To my readers: I am still in the process of blog repair. I have heard from a few readers that I need larger type and more contrast. I will fix that. For now, use Ctrl-+ to expand the font. I don’t want any of you going blind over me. 😉
Onto tonight’s topic: asset allocation. So, we had a bad quarter for equities. Not that I can predict things, but I pulled in my horns progressively over the last nine months, culminating in buying a bunch of utilities at the last portfolio reshaping. I own mostly energy, insurance, utilities, and consumer nondurables stocks, with a little tech thrown in for fun. At present, median P/E is around 9, and P/B around 90%, with strong balance sheets, and around 17% of the portfolio in cash. I missed roughly half of the carnage of the last quarter, and this week, I put some money to work, cash falling by 1%.
So, when are equities cheap? Next question: cheap relative to what? It’s difficult to say when equities are absolutely cheap, but here are some ideas on cheapness:
- Stocks are absolutely cheap when they trade in aggregate at less than book value, or less than 8x trailing earnings. Think of Buffett getting excited back in 1974.
- Stocks are relatively cheap to Baa bonds when the earnings yield of stocks plus 3.9% is above the yield on Baa bonds. But this at present depends on very high profit margins continuing, and sales not shrinking, neither of which are guaranteed.
- When there is significant debt deflation going on, determining cheapness is tough. Better to ignore the market as a whole, and focus on survivability/cheapness. Aim at companies in necessary industries with relatively little debt, strong accounting practices, and cheap to earnings/book/sales.
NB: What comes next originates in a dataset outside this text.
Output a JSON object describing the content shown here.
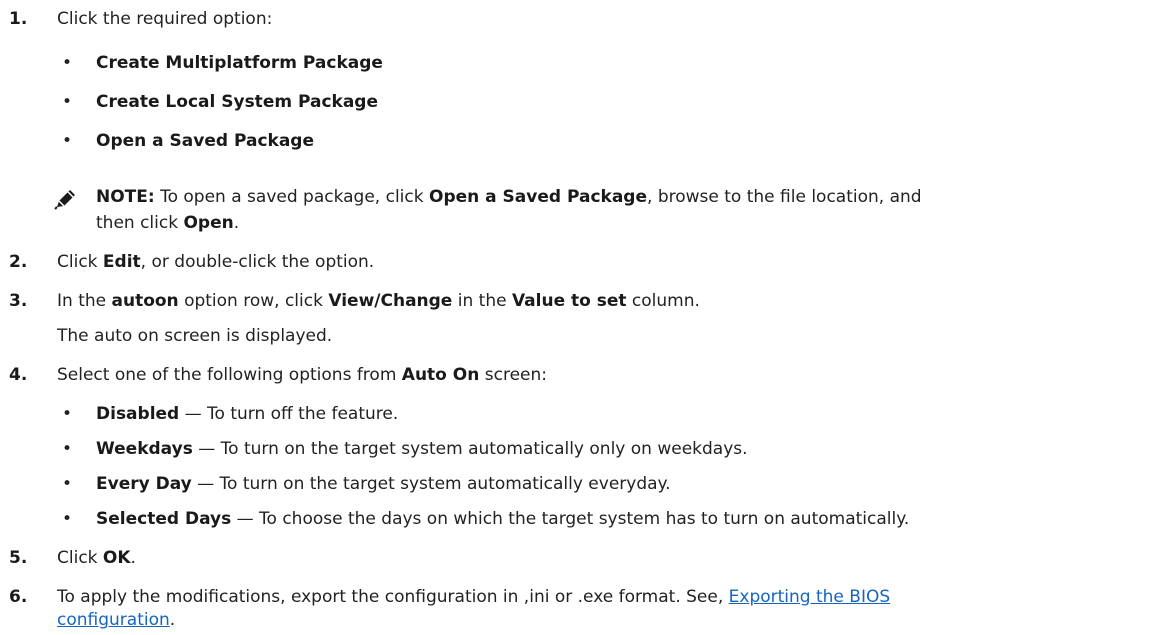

- I don’t have a good metric for when equities are cheap/dear to commodities. Ideas welcome.
With respect to bonds, credit spreads are not wide enough to make me yell buy, as I did in November 2008 and March 2009. Beyond that, the spread on GSE debt and guaranteed mortgages is thin. TIPS look attractive, as few care about inflation. The US dollar has been strong lately, largely due to weakness in the Euro. I would be light on non-dollar bonds for now.
What we have been experiencing is creeping illiquidity, where the prior stimulus from the Fed and US Government has been declining. There isn’t enough private demand growth to drive the economy, because we need to pay off or compromise on debts. Also, the private sector looks at the growing debts of the government, and gets concerned. How will the government deal with it? Higher taxes, inflation, default? No good scenarios there.
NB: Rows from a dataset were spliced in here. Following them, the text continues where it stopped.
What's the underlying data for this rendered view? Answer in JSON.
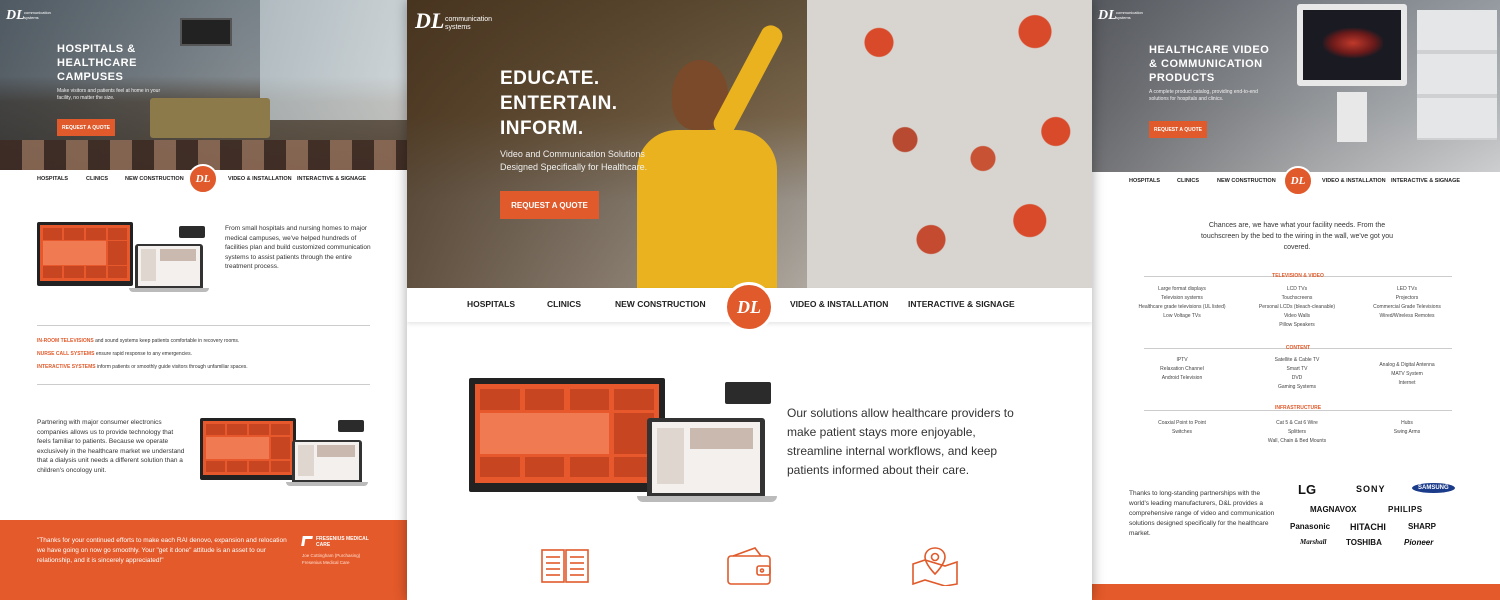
{
  "logo": {
    "letters": "DL",
    "tagline": "communication systems"
  },
  "nav": {
    "hospitals": "Hospitals",
    "clinics": "Clinics",
    "new_construction": "New Construction",
    "video_installation": "Video & Installation",
    "interactive_signage": "Interactive & Signage",
    "badge": "DL"
  },
  "left": {
    "hero_title": "Hospitals & Healthcare Campuses",
    "hero_sub": "Make visitors and patients feel at home in your facility, no matter the size.",
    "cta": "Request a Quote",
    "intro": "From small hospitals and nursing homes to major medical campuses, we've helped hundreds of facilities plan and build customized communication systems to assist patients through the entire treatment process.",
    "features": [
      {
        "label": "In-Room Televisions",
        "text": "and sound systems keep patients comfortable in recovery rooms."
      },
      {
        "label": "Nurse Call Systems",
        "text": "ensure rapid response to any emergencies."
      },
      {
        "label": "Interactive Systems",
        "text": "inform patients or smoothly guide visitors through unfamiliar spaces."
      }
    ],
    "partner_text": "Partnering with major consumer electronics companies allows us to provide technology that feels familiar to patients. Because we operate exclusively in the healthcare market we understand that a dialysis unit needs a different solution than a children's oncology unit.",
    "quote": "\"Thanks for your continued efforts to make each RAI denovo, expansion and relocation we have going on now go smoothly. Your \"get it done\" attitude is an asset to our relationship, and it is sincerely appreciated!\"",
    "quote_logo": "Fresenius Medical Care",
    "quote_author": "Joe Cottingham (Purchasing)",
    "quote_company": "Fresenius Medical Care"
  },
  "center": {
    "hero_title": [
      "Educate.",
      "Entertain.",
      "Inform."
    ],
    "hero_sub": "Video and Communication Solutions Designed Specifically for Healthcare.",
    "cta": "Request a Quote",
    "body": "Our solutions allow healthcare providers to make patient stays more enjoyable, streamline internal workflows, and keep patients informed about their care.",
    "icons": [
      "book-icon",
      "wallet-icon",
      "map-pin-icon"
    ]
  },
  "right": {
    "hero_title": "Healthcare Video & Communication Products",
    "hero_sub": "A complete product catalog, providing end-to-end solutions for hospitals and clinics.",
    "cta": "Request a Quote",
    "intro": "Chances are, we have what your facility needs. From the touchscreen by the bed to the wiring in the wall, we've got you covered.",
    "sections": [
      {
        "title": "Television & Video",
        "cols": [
          [
            "Large format displays",
            "Television systems",
            "Healthcare grade televisions (UL listed)",
            "Low Voltage TVs"
          ],
          [
            "LCD TVs",
            "Touchscreens",
            "Personal LCDs (bleach-cleanable)",
            "Video Walls",
            "Pillow Speakers"
          ],
          [
            "LED TVs",
            "Projectors",
            "Commercial Grade Televisions",
            "Wired/Wireless Remotes"
          ]
        ]
      },
      {
        "title": "Content",
        "cols": [
          [
            "IPTV",
            "Relaxation Channel",
            "Android Television"
          ],
          [
            "Satellite & Cable TV",
            "Smart TV",
            "DVD",
            "Gaming Systems"
          ],
          [
            "Analog & Digital Antenna",
            "MATV System",
            "Internet"
          ]
        ]
      },
      {
        "title": "Infrastructure",
        "cols": [
          [
            "Coaxial Point to Point",
            "Switches"
          ],
          [
            "Cat 5 & Cat 6 Wire",
            "Splitters",
            "Wall, Chain & Bed Mounts"
          ],
          [
            "Hubs",
            "Swing Arms"
          ]
        ]
      }
    ],
    "partners_text": "Thanks to long-standing partnerships with the world's leading manufacturers, D&L provides a comprehensive range of video and communication solutions designed specifically for the healthcare market.",
    "brands": [
      "LG",
      "SONY",
      "SAMSUNG",
      "MAGNAVOX",
      "PHILIPS",
      "Panasonic",
      "HITACHI",
      "SHARP",
      "Marshall",
      "TOSHIBA",
      "Pioneer"
    ]
  }
}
When an economy is overleveraged, there are no good solutions. If sales fall, then corporations will fire more people, and idle more capacity in order to maintain profits near prior levels. High quality bonds do well, but stocks do poorly, until enough debts are paid of or compromised, and the economy can work without the fear of mass insolvency again.
I have written before on a new approach to asset allocation. Broadly, I am looking at a system that:
- Considers the credit cycle first. Great returns typically happen after credit spreads are wide, and are lousy after they are tight.
- Considers the slopes of the Treasury nominal and TIPS curves.
- Looks at the cash flow yield of all asset classes relative to history, relative to other asset class yields, etc.
- Factors in safety provisions for each asset class. Stocks need the most, then junk bonds, then investment grade.
- Looks at the short-run and the long-haul returns of each asset class, attempting to analyze when the short run is way above or far below long-haul trends.
At present, I am still happy playing conservative, because I am less confident about debt deflation than most investors are now. There will come a time to be much more bullish, but it will come after earnings decline, and firms have delevered still further.